* [Exercise instructions]
Every record needs to come back as written, except for the pictures.

====== Source material

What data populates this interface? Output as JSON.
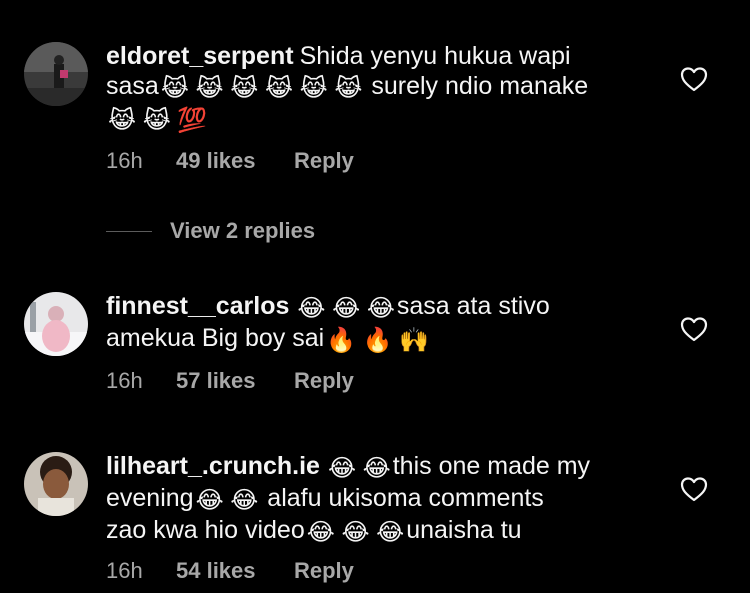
{
  "comments": [
    {
      "username": "eldoret_serpent",
      "text_a": "Shida yenyu hukua wapi",
      "text_b": "sasa",
      "emoji_group_1": "😹 😹 😹 😹 😹 😹",
      "text_c": "surely ndio manake",
      "emoji_group_2": "😹 😹 💯",
      "time": "16h",
      "likes": "49 likes",
      "reply": "Reply"
    },
    {
      "username": "finnest__carlos",
      "emoji_group_1": "😂 😂 😂",
      "text_a": "sasa ata stivo",
      "text_b": "amekua Big boy sai",
      "emoji_group_2": "🔥 🔥 🙌",
      "time": "16h",
      "likes": "57 likes",
      "reply": "Reply"
    },
    {
      "username": "lilheart_.crunch.ie",
      "emoji_group_1": "😂 😂",
      "text_a": "this one made my",
      "text_b": "evening",
      "emoji_group_2": "😂 😂",
      "text_c": "alafu ukisoma comments",
      "text_d": "zao  kwa hio video",
      "emoji_group_3": "😂 😂 😂",
      "text_e": "unaisha tu",
      "time": "16h",
      "likes": "54 likes",
      "reply": "Reply"
    }
  ],
  "view_replies": "View 2 replies",
  "colors": {
    "background": "#000000",
    "text": "#f5f5f5",
    "muted": "#a8a8a8"
  },
  "icons": [
    "heart-outline-icon"
  ]
}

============

* [Completed exercise]
What data populates this interface? Output as JSON.
{
  "comments": [
    {
      "username": "eldoret_serpent",
      "text_a": "Shida yenyu hukua wapi",
      "text_b": "sasa",
      "emoji_group_1": "😹 😹 😹 😹 😹 😹",
      "text_c": "surely ndio manake",
      "emoji_group_2": "😹 😹 💯",
      "time": "16h",
      "likes": "49 likes",
      "reply": "Reply"
    },
    {
      "username": "finnest__carlos",
      "emoji_group_1": "😂 😂 😂",
      "text_a": "sasa ata stivo",
      "text_b": "amekua Big boy sai",
      "emoji_group_2": "🔥 🔥 🙌",
      "time": "16h",
      "likes": "57 likes",
      "reply": "Reply"
    },
    {
      "username": "lilheart_.crunch.ie",
      "emoji_group_1": "😂 😂",
      "text_a": "this one made my",
      "text_b": "evening",
      "emoji_group_2": "😂 😂",
      "text_c": "alafu ukisoma comments",
      "text_d": "zao  kwa hio video",
      "emoji_group_3": "😂 😂 😂",
      "text_e": "unaisha tu",
      "time": "16h",
      "likes": "54 likes",
      "reply": "Reply"
    }
  ],
  "view_replies": "View 2 replies",
  "colors": {
    "background": "#000000",
    "text": "#f5f5f5",
    "muted": "#a8a8a8"
  },
  "icons": [
    "heart-outline-icon"
  ]
}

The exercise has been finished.